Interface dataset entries
== == ==

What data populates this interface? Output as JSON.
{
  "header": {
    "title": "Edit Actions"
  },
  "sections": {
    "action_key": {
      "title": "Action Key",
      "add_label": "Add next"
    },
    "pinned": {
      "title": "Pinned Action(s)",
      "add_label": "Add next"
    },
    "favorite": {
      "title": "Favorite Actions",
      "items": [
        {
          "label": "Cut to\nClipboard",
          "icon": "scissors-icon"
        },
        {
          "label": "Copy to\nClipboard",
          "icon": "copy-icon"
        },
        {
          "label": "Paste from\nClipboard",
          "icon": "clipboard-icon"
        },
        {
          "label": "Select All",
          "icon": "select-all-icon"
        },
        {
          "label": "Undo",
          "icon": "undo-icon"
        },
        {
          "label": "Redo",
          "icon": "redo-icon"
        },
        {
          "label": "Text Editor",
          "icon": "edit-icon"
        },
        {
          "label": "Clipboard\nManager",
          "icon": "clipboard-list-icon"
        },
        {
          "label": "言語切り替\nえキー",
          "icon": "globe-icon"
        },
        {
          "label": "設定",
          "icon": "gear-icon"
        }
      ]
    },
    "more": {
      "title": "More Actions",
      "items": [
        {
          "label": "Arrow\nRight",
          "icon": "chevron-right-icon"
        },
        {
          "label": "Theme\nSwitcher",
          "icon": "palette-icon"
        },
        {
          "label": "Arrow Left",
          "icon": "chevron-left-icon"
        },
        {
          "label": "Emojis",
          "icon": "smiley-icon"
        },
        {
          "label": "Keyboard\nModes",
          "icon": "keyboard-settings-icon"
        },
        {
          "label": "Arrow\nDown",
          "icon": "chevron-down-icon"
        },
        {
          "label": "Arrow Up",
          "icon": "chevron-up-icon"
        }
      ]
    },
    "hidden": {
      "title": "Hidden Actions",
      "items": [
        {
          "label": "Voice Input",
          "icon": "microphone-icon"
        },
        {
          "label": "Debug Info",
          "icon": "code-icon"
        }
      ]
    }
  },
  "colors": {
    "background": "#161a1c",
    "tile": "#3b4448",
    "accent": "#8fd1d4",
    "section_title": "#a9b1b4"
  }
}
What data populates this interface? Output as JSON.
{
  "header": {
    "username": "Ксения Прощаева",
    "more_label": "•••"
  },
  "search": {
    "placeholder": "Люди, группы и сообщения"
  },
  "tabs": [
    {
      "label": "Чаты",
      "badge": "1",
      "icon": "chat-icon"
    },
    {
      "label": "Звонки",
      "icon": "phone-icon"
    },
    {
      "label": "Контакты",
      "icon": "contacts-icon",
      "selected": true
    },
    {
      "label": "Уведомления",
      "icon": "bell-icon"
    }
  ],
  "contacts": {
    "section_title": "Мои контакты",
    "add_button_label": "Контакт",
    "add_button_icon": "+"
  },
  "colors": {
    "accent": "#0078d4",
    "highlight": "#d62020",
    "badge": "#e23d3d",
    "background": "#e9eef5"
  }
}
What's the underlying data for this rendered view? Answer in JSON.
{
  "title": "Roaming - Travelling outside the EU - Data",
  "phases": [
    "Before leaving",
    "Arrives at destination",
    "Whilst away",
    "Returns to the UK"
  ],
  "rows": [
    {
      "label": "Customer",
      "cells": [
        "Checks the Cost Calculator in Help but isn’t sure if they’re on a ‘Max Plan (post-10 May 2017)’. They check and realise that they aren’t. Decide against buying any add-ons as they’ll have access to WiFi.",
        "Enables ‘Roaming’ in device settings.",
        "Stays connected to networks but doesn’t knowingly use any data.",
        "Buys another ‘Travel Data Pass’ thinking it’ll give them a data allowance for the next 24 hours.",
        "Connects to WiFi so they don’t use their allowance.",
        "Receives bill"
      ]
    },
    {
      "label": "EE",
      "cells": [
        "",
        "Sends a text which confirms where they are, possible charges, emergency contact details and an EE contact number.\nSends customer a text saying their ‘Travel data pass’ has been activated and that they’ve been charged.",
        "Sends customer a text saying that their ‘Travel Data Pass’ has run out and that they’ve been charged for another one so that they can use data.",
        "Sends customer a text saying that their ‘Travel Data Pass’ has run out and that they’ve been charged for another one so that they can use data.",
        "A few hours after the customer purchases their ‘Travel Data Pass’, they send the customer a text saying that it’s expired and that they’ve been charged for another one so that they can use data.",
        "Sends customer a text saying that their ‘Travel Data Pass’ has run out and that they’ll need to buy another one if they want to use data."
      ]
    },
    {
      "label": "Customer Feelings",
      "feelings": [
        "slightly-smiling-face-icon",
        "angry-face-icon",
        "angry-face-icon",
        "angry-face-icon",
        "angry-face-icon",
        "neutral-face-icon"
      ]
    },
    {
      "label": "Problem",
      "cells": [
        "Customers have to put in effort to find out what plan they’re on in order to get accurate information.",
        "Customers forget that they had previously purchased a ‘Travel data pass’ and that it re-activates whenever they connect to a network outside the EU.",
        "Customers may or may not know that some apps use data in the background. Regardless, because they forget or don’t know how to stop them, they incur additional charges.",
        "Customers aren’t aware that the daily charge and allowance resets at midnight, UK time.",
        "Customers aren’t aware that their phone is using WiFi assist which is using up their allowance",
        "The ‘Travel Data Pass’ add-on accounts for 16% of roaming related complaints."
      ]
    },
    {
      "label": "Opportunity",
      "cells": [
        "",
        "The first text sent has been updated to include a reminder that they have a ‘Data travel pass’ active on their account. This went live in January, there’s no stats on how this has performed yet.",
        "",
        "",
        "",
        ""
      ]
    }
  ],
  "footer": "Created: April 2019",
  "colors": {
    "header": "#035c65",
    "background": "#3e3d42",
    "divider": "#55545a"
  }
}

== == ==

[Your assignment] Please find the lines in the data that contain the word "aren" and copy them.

[Response area]
        "Checks the Cost Calculator in Help but isn’t sure if they’re on a ‘Max Plan (post-10 May 2017)’. They check and realise that they aren’t. Decide against buying any add-ons as they’ll have access to WiFi.",
        "Customers aren’t aware that the daily charge and allowance resets at midnight, UK time.",
        "Customers aren’t aware that their phone is using WiFi assist which is using up their allowance",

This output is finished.